We started with a stroll around the Tarn, the path dappled with sun and shade and the sound of a distant cuckoo over-ridden by the honking of irritated geese. But we forgave the geese when we found a little family with five goslings dabbling at the edge of the water and looking adorably sweet.
Once we had completed out circuit we sat on the grass at the end of the tarn and ate our lunch. There was a group of people filming just behind us, so I was a bit unwilling to start getting changed until they’d gone. This was also a good excuse to just sit in the grass in the sunshine. We were entertained by a duck swimming around nearby with eleven tiny, fluffy ducklings bobbing along in her wake and by a lone male duck who truly believed that we were going to give him some of our lunch.
But the film crew left, my lunch was gone and so were all my excuses – there was nothing for it but to fumble my way into my swimming things and make my way into the water. It had been obvious from the shore that the water would be pretty shallow but I was still surprised by just how warm it was. It still took me a while to get in though, desperately trying to keep my balance on the slippery rocks coated with a thin layer of sludge. I was pretty self-conscious during this time – Tarn Hows is a popular spot on a sunny day and there were a lot of people around. Eventually I started to swim and it was wonderful – warm and peaceful and satisfying. I swam about half of the length of the tarn and then turned around, having spotted some geese in the distance and not having any desire to get too close. The water was so shallow here that as the sun was directly behind me I could see my shadow on the bottom which was quite strange.
Once I’d turned around I took a bit of an indirect route back to the shore where Bridget and Colin were waiting for me, going for a bit of a swim around that end of the tarn. After a bit more than half an hour in the water I made my way back to the shore, ducking down for the underwater selfie on the way. I wished I had my goggles with me to look at the lily pads and weeds growing along the tarn bed. As I got close to the shore a loud, echoing bark rang out across the water – there was a very excitable dog who was loving having its ball thrown into the tarn which was very funny to watch.
I scrambled out and got back into my clothes. We’d noticed an ice cream van in the car park on our arrival and I started daydreaming about hot chocolate. But by the time I was into my dry clothes, deliciously warmed by the sun, and had sat in the warm for a few minutes watching the gosling family go by I had reverted to wanting an ice cream.
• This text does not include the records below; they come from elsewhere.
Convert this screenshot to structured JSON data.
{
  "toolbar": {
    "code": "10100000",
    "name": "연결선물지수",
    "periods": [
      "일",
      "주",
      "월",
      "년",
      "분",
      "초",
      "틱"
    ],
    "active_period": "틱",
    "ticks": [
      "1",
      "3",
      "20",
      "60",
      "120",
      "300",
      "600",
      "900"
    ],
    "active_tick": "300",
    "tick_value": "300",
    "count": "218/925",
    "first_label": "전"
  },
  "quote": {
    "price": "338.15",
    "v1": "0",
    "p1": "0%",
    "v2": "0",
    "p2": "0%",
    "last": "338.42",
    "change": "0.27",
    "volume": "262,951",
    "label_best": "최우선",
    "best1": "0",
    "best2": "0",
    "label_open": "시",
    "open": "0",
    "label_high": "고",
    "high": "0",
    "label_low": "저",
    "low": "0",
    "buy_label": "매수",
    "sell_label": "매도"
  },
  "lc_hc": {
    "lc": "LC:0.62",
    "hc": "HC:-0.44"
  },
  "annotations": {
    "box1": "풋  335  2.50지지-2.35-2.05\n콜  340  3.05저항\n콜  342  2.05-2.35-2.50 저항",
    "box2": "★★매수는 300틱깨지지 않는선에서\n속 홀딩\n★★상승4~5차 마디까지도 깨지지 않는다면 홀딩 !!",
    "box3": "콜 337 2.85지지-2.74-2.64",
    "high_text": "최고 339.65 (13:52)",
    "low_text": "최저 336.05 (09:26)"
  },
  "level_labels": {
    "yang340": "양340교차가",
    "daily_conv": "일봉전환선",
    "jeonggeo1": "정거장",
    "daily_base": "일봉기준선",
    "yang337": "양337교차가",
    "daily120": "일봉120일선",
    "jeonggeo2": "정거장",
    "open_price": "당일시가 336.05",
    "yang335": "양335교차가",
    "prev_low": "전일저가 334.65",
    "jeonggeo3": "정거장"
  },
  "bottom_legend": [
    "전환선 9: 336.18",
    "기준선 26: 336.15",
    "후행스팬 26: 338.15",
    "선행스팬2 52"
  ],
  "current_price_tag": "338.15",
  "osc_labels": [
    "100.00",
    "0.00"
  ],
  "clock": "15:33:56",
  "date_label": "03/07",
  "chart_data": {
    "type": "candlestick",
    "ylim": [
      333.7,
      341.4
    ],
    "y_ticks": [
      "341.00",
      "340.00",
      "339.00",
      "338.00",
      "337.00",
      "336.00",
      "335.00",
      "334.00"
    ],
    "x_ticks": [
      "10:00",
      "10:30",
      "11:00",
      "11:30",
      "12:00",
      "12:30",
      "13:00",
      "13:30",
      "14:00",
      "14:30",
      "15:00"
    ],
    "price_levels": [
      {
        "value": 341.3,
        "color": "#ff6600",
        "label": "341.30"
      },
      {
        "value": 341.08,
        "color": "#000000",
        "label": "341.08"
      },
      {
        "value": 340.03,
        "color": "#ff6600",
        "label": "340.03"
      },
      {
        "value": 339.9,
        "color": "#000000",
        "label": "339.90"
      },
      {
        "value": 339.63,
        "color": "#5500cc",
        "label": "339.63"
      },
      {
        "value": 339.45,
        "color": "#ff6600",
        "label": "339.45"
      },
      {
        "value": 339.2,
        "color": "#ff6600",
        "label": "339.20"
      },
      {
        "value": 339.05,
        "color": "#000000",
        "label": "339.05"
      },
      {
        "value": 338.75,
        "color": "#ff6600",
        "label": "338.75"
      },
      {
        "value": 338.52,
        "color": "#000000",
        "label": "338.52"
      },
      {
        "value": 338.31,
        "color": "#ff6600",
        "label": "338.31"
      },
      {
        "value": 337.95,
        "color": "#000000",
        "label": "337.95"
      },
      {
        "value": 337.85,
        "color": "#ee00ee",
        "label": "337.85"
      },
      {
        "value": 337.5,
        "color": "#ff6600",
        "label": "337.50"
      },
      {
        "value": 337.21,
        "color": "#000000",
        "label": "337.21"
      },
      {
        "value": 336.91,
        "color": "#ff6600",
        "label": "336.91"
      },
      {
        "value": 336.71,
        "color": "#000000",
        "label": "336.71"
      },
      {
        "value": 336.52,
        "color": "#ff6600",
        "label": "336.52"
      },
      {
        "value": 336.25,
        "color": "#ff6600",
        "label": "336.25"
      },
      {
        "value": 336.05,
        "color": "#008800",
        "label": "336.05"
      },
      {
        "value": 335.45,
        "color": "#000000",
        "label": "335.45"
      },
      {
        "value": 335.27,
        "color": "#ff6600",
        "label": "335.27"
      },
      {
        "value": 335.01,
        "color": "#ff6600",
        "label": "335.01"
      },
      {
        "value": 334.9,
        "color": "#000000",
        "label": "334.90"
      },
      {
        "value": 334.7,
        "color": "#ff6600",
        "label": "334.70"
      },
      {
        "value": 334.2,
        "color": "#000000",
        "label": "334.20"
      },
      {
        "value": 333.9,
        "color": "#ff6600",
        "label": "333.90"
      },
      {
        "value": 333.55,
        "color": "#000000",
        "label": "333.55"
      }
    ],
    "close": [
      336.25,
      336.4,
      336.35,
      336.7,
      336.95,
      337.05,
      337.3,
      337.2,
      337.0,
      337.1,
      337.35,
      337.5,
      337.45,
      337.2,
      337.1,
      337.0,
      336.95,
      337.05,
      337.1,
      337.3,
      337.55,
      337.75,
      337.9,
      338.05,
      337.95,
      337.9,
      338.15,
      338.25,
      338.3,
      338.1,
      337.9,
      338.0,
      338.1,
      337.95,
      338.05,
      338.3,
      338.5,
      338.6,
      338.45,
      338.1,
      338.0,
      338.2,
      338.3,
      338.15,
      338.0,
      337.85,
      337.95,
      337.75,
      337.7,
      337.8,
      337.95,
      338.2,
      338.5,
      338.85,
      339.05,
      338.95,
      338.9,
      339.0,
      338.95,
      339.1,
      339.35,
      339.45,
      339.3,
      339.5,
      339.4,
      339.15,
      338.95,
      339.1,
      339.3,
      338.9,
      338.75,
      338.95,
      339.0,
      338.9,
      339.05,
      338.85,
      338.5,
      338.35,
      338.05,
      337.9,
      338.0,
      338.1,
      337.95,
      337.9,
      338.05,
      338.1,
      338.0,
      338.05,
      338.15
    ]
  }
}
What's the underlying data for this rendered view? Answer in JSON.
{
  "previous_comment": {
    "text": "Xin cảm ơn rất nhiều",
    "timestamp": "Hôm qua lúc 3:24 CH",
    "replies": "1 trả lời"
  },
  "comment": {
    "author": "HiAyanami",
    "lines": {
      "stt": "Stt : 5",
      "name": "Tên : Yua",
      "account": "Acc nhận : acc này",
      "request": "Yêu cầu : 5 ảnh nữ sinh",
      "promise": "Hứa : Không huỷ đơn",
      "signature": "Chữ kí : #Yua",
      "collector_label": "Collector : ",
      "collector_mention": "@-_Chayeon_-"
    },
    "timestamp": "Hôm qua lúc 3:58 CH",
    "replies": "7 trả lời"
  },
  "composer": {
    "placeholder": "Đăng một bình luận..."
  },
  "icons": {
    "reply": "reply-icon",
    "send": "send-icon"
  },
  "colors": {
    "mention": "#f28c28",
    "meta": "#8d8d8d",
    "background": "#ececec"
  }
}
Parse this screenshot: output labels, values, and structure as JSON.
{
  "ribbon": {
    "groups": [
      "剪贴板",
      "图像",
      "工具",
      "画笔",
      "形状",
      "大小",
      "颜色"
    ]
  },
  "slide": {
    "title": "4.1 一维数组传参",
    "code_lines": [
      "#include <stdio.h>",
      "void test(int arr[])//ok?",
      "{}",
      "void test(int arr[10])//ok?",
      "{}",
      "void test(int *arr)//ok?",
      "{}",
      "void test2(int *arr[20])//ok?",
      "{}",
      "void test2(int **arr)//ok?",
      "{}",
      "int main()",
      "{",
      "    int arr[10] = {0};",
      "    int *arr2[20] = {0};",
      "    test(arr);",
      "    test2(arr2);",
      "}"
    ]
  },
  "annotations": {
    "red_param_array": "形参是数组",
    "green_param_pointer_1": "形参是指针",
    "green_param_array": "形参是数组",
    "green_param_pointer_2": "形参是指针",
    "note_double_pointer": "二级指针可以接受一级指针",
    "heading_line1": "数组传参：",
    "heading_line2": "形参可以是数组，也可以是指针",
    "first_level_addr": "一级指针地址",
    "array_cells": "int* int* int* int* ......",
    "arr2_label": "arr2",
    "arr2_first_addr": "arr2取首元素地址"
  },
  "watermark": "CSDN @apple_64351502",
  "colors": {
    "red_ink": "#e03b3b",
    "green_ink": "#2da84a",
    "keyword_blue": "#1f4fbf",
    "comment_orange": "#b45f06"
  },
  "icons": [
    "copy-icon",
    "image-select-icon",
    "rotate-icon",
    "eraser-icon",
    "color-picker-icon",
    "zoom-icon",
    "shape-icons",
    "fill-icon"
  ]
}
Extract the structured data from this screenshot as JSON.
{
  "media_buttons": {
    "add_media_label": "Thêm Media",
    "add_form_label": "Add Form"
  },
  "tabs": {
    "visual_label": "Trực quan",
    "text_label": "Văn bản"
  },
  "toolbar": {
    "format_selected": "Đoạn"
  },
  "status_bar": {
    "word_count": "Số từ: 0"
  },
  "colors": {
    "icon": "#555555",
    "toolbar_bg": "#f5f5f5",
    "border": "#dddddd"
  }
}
We bought our ice creams and sat on a patch of grass in the sunshine enjoying them. After a few minutes we were joined by five young belted Galloway cows, vigorously chomping their way through the grass with an amazing amount of noise. A rather comical end to a lovely swim!
One thought on “#74: The Tarn at Tarn Hows”
LOL those Belted Galloways!! Loved your post. I wasn’t impressed with Tarn Hows, too park like. Perhaps better for a quiet sunrise/sunset swim?